“The Letter,” “Shame” and ‘Who the f**k?” were the tracks I was lucky enough to catch not just being sung, but embodied by Harvey and then catapulted from her soul into the studio. And luckily…the rest of the album is just as powerful as her performance of those three songs on that occasion- crammed with more of the same raw energy and conviction.Read more ›
After this two minute offering though, it seems Harvey's aggression has been spent. Most of the album is minimalist, striking a balance between blues and folk, but the narrator is never content. Subversion, stolen innocence and poetic justice are all touched upon here (The Pocket Knife sees Harvey as a reluctant bride-to-be) Tracks such as You Come Through and one-minute instrumental The End also introduce a marine sound to her music (revisiting her youth perhaps), not forgetting Seagulls (a brief track of, well, seagull noises). The overall sound swings between delicate and dark, (It's You trembles under a crunchy guitar but the song never rises above a weary groan).
Harvey has created an album which touches upon moments from her entire career, and at the same time has managed to push her sound in a direction which offers the album its own individuality.
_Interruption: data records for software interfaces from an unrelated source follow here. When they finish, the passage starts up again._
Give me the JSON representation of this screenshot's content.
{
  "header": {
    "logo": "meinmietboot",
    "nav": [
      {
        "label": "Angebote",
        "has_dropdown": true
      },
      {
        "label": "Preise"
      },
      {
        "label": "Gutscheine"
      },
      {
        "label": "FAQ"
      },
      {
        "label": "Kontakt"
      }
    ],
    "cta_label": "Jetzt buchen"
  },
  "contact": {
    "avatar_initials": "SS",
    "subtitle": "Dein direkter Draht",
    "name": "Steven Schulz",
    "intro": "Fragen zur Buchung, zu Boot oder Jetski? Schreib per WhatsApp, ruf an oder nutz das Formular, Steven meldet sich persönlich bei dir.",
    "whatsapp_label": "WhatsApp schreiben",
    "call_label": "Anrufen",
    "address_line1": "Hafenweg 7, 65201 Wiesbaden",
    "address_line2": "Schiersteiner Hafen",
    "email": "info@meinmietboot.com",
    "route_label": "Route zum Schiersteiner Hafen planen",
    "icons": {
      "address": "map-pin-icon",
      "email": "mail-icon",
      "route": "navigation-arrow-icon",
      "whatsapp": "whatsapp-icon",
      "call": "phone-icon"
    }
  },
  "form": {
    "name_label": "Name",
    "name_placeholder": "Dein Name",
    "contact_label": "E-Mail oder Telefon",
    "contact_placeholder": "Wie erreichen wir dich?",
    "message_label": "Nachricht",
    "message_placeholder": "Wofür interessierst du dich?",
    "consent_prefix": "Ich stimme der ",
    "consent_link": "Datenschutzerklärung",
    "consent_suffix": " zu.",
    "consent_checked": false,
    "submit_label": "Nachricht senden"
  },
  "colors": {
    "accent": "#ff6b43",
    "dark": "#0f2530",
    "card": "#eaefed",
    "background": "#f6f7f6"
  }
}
Nowhere before the acoustic folk of The Desparate Kingdom of Love has Harvey sounded so learned. Johnny Cash would be proud.
But we already have a "Rid Of Me", and Polly has never been one to tire us with remakes of albums. Most tracks sound uneasy at first, but give "Uh Huh Her" a few listens, and you'll find there's no other music you want to play.
The Life & Death Of Mr Badmouth is a slow but intense, growling rocker, and Polly sounds creepier than ever alongside a dirty guitar riff on It's You. Cat On The Wall and Who The F***? are delightfully black and rollicking but not in a way P J Harvey has been before. Pocket Knife is intriguingly understated and Shame is just amazingly involving. Even the more mellows tracks that I found difficult on first listens - The Slow Drug, The Darker Days Of Me And Him, and You Come Through - are completely captivating once they've taken hold.
Those that have all of P J Harvey's albums will know that they are vastly different from each other. "Uh Huh Her" follows suit but is no less genius. It's just understated genius.